"The acute pain that you may have felt immediately after the injury will decrease with time, but in the weeks after your fracture, some pain may continue and this is called sub-acute pain. This is mainly because the lack of movement that was necessary to help your bone heal has caused the soft tissue around the injury to stiffen and the muscles to weaken. In addition, scarring and ongoing inflammation may have developed in the soft tissue while the fracture was healing, which can also make movement difficult and cause pain."

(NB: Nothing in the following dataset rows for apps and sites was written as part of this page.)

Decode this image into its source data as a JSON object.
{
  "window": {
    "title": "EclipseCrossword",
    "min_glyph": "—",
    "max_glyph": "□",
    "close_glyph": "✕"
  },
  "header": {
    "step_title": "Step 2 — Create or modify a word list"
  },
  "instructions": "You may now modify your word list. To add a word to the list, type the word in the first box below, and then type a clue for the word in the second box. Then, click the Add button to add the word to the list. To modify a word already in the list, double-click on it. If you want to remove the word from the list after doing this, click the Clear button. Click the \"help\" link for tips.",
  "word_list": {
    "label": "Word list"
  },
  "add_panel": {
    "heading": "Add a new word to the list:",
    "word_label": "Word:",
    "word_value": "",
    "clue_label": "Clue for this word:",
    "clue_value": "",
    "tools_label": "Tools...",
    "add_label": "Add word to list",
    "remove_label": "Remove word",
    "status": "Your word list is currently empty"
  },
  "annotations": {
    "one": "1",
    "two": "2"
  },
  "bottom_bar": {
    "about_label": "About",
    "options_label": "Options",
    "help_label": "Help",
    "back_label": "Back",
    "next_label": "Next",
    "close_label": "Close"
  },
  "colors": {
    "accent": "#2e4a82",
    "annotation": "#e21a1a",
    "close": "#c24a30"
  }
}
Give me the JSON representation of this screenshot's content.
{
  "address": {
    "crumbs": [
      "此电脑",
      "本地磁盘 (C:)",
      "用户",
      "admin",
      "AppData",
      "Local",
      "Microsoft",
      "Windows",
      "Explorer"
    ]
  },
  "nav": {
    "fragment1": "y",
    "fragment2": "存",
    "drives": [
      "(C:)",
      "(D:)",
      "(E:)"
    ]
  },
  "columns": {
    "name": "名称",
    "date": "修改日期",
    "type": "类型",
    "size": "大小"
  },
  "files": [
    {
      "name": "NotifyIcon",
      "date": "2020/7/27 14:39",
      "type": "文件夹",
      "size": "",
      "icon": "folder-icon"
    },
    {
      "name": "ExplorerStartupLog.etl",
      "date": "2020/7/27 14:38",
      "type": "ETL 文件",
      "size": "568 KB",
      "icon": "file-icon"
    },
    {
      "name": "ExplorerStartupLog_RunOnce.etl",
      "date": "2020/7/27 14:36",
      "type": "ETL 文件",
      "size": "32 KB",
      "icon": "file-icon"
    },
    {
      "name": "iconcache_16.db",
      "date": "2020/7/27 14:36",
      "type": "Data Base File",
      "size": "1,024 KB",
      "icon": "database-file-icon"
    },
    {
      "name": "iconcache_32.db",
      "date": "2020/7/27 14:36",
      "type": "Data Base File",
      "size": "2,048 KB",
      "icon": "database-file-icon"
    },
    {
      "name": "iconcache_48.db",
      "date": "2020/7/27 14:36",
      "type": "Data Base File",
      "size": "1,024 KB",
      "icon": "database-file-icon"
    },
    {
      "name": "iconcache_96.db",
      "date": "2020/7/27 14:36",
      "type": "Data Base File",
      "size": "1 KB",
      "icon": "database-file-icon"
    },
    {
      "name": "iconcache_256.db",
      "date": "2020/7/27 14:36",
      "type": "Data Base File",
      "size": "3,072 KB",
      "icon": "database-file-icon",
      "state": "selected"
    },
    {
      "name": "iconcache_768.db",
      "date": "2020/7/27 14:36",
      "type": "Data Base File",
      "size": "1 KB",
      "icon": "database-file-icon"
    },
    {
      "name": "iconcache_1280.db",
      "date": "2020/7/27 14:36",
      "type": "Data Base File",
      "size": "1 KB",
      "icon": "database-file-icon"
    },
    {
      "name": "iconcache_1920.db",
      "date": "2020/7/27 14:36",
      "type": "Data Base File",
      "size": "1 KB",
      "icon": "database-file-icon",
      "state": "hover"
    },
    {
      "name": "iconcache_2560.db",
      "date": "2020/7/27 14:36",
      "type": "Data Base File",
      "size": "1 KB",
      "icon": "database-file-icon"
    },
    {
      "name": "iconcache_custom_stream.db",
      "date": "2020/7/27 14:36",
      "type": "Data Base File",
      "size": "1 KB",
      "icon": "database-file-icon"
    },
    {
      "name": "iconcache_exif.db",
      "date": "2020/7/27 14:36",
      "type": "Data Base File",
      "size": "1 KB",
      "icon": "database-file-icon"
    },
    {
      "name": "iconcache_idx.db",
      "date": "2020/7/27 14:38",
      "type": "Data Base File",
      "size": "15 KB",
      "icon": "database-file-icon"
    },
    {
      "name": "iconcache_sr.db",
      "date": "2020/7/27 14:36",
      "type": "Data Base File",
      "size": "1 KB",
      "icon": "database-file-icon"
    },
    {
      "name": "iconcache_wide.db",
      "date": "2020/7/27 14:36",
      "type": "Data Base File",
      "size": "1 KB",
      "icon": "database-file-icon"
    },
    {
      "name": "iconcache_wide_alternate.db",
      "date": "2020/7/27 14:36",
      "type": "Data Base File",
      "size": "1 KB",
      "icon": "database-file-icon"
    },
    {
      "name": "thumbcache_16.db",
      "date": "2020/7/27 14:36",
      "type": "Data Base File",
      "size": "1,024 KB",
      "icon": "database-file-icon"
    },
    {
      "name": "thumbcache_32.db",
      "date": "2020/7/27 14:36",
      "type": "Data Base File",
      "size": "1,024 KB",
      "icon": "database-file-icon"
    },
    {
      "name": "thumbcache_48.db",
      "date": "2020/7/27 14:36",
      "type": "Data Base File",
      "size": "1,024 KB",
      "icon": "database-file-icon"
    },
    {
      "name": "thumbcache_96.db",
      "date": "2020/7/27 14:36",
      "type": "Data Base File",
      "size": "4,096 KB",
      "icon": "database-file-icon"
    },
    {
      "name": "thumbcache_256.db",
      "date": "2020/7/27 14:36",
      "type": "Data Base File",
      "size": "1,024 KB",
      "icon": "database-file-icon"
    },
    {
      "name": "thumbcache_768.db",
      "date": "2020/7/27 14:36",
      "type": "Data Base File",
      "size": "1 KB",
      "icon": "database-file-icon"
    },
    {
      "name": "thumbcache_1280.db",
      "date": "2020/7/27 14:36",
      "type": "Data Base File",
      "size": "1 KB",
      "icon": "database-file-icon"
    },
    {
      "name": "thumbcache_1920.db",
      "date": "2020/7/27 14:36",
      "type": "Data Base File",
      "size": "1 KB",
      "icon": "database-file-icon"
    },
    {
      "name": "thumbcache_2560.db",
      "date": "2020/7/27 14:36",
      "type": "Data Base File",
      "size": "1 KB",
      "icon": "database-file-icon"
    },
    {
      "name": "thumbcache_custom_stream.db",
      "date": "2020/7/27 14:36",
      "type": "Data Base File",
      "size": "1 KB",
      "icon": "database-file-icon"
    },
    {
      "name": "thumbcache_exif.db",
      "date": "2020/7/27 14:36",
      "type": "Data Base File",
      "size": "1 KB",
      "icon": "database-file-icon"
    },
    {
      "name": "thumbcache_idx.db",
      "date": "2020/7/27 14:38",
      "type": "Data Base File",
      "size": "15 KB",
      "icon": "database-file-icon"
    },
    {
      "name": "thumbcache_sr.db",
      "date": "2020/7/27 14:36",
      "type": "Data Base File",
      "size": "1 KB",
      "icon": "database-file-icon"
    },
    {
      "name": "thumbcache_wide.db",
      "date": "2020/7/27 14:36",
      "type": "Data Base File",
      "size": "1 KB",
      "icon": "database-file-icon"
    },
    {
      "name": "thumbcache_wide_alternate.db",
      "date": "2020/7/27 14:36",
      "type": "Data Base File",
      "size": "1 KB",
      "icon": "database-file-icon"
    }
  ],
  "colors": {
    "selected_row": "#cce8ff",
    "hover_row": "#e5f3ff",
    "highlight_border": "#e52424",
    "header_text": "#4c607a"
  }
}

Yes, it's normal, as you suspected. I broke my tibia and fibula in a motorcycle accident when I was 18, and despite my youth, it took years for the pain to completely disappear after it healed. As Len's excerpt states, there was severe muscle atrophy in the affected leg. It took a long time to equalize the strength in my legs, not only because of the atrophy, but because the unaffected leg was greatly strengthened by walking on crutches. Bear this inequality in mind as you continue to train, because maladaptations due to injury can persist for ages, and often create new problems of their own. You will eventually get over it in time, but I would recommend targeted physical therapy to retrain the injured leg as soon as possible.